New Delhi, Oct 19 (IANS) India and Pakistan can learn from each other's experiences in holding elections in heterogeneous societies and in ensuring greater voter participation, a senior Pakistan Election Commission official said on Wednesday.
"The purpose of our meeting here is to share our experience vis-a-vis holding of fair elections and sensitising voters for greater participation," Altaf Ahmad, Director in the Election Commission of Pakistan (ECP) told IANS.
Ahmad was speaking on the sidelines of a two-day international conference on voters' education organised by the Election Commission of India in association with the United Nations Development Programme here.
"This is a great learning platform. We can share our knowledge here," he said of the conference, where heads or senior officials of election bodies from 27 countries are participating.
Highlighting the efforts made by the ECP, Ahmad said that voter participation has been increasing with each election in Pakistan.
"This is thanks to the efforts put in by the ECP that voter participation is increasing. For example, the voter turnout in the 2008 general election was a little more than 40 per cent, compared with more than 50 per cent in 2013," he said.
He said this percentage may go up to 70 per cent in the next general election.
"I am hoping for this, given the Election Commission's efforts to sensitise voters on their rights," Ahmad said.
Asked if greater voter participation will strengthen democracy in Pakistan where military is perceived as more dominant, Ahmad declined comment.
"I have been given a mandate, and that mandate is voter education. The role and endeavour of the ECP is to ensure fair elections with more and more participation of voters," he said.

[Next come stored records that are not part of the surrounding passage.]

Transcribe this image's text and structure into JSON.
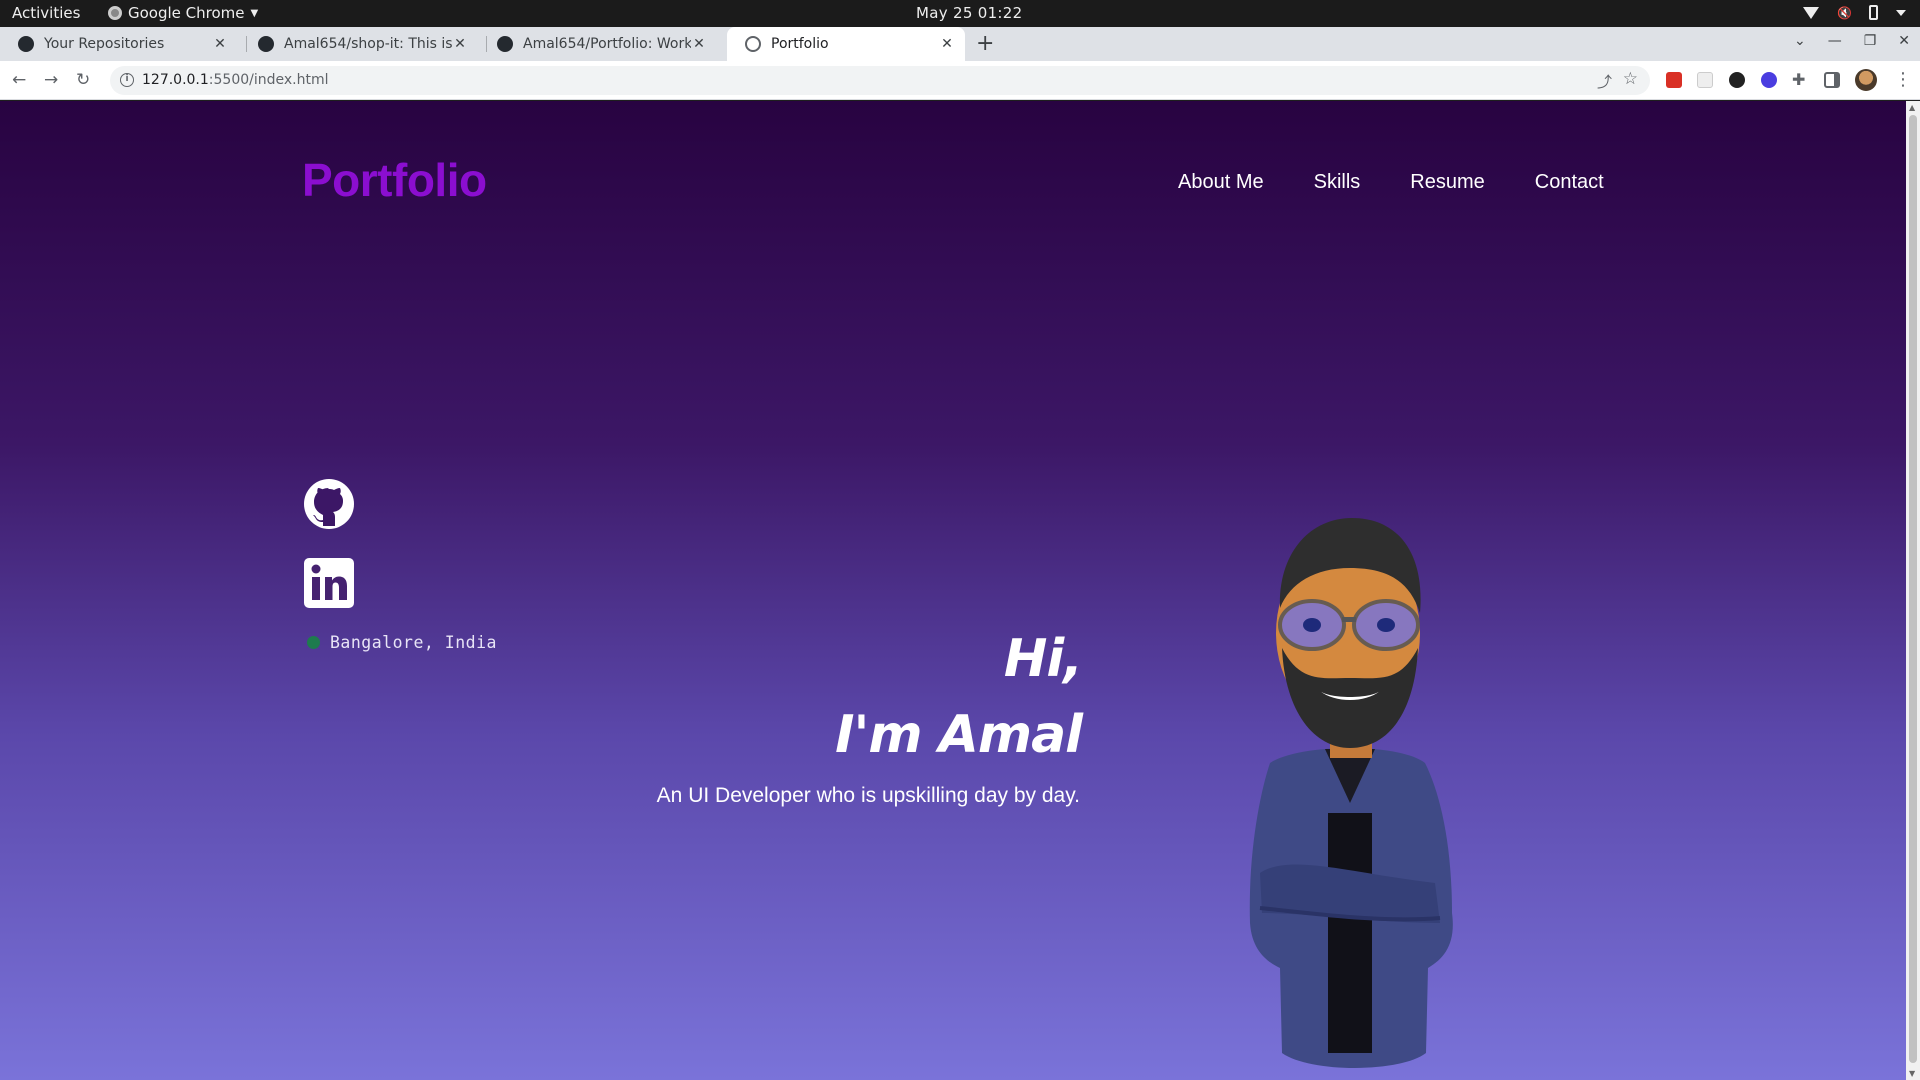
{
  "system": {
    "activities": "Activities",
    "app_name": "Google Chrome",
    "clock": "May 25  01:22"
  },
  "browser": {
    "tabs": [
      {
        "title": "Your Repositories",
        "favicon": "github-icon",
        "active": false
      },
      {
        "title": "Amal654/shop-it: This is a",
        "favicon": "github-icon",
        "active": false
      },
      {
        "title": "Amal654/Portfolio: Work",
        "favicon": "github-icon",
        "active": false
      },
      {
        "title": "Portfolio",
        "favicon": "globe-icon",
        "active": true
      }
    ],
    "url_host": "127.0.0.1",
    "url_path": ":5500/index.html"
  },
  "page": {
    "brand": "Portfolio",
    "nav": [
      "About Me",
      "Skills",
      "Resume",
      "Contact"
    ],
    "location": "Bangalore, India",
    "greeting_line1": "Hi,",
    "greeting_line2": "I'm Amal",
    "tagline": "An UI Developer who is upskilling day by day."
  },
  "colors": {
    "brand": "#8b0ed0",
    "gradient_top": "#280341",
    "gradient_bottom": "#7a73d9",
    "location_dot": "#1e7b4e"
  }
}
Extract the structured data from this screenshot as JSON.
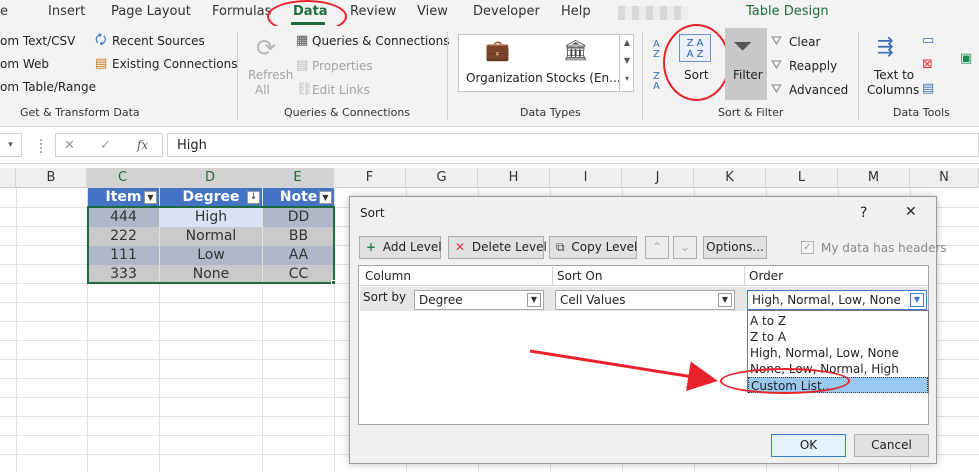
{
  "tabs": [
    "e",
    "Insert",
    "Page Layout",
    "Formulas",
    "Data",
    "Review",
    "View",
    "Developer",
    "Help",
    "Table Design"
  ],
  "ribbon": {
    "get_transform": {
      "from_text": "om Text/CSV",
      "from_web": "om Web",
      "from_table": "om Table/Range",
      "recent_sources": "Recent Sources",
      "existing_connections": "Existing Connections",
      "label": "Get & Transform Data"
    },
    "queries": {
      "refresh": "Refresh",
      "refresh_all": "All",
      "queries_connections": "Queries & Connections",
      "properties": "Properties",
      "edit_links": "Edit Links",
      "label": "Queries & Connections"
    },
    "data_types": {
      "organization": "Organization",
      "stocks": "Stocks (En...",
      "label": "Data Types"
    },
    "sort_filter": {
      "sort": "Sort",
      "filter": "Filter",
      "clear": "Clear",
      "reapply": "Reapply",
      "advanced": "Advanced",
      "az": "A\nZ",
      "za": "Z\nA",
      "label": "Sort & Filter"
    },
    "data_tools": {
      "text_to": "Text to",
      "columns": "Columns",
      "label": "Data Tools"
    }
  },
  "formula_bar": {
    "name_box": "",
    "fx": "fx",
    "value": "High"
  },
  "columns": [
    "B",
    "C",
    "D",
    "E",
    "F",
    "G",
    "H",
    "I",
    "J",
    "K",
    "L",
    "M",
    "N"
  ],
  "table": {
    "headers": [
      "Item",
      "Degree",
      "Note"
    ],
    "rows": [
      [
        "444",
        "High",
        "DD"
      ],
      [
        "222",
        "Normal",
        "BB"
      ],
      [
        "111",
        "Low",
        "AA"
      ],
      [
        "333",
        "None",
        "CC"
      ]
    ]
  },
  "dialog": {
    "title": "Sort",
    "help": "?",
    "close": "✕",
    "add_level": "Add Level",
    "delete_level": "Delete Level",
    "copy_level": "Copy Level",
    "options": "Options...",
    "my_data_headers": "My data has headers",
    "col_header": "Column",
    "sorton_header": "Sort On",
    "order_header": "Order",
    "sort_by": "Sort by",
    "column_value": "Degree",
    "sorton_value": "Cell Values",
    "order_value": "High, Normal, Low, None",
    "order_options": [
      "A to Z",
      "Z to A",
      "High, Normal, Low, None",
      "None, Low, Normal, High",
      "Custom List..."
    ],
    "ok": "OK",
    "cancel": "Cancel"
  },
  "colors": {
    "accent": "#1e6b3c",
    "table_header": "#4472c4",
    "highlight": "#e8222a",
    "selected_option": "#99c9ef"
  }
}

Ahmad said the election panel in his country is using informal channels for voters' education such as utility bills, roadside hoardings and SMSes, postal services as well as religious places such as mosques, churches and temples etc.
"For a fair and truly participative elections, the entire system must contribute," he said.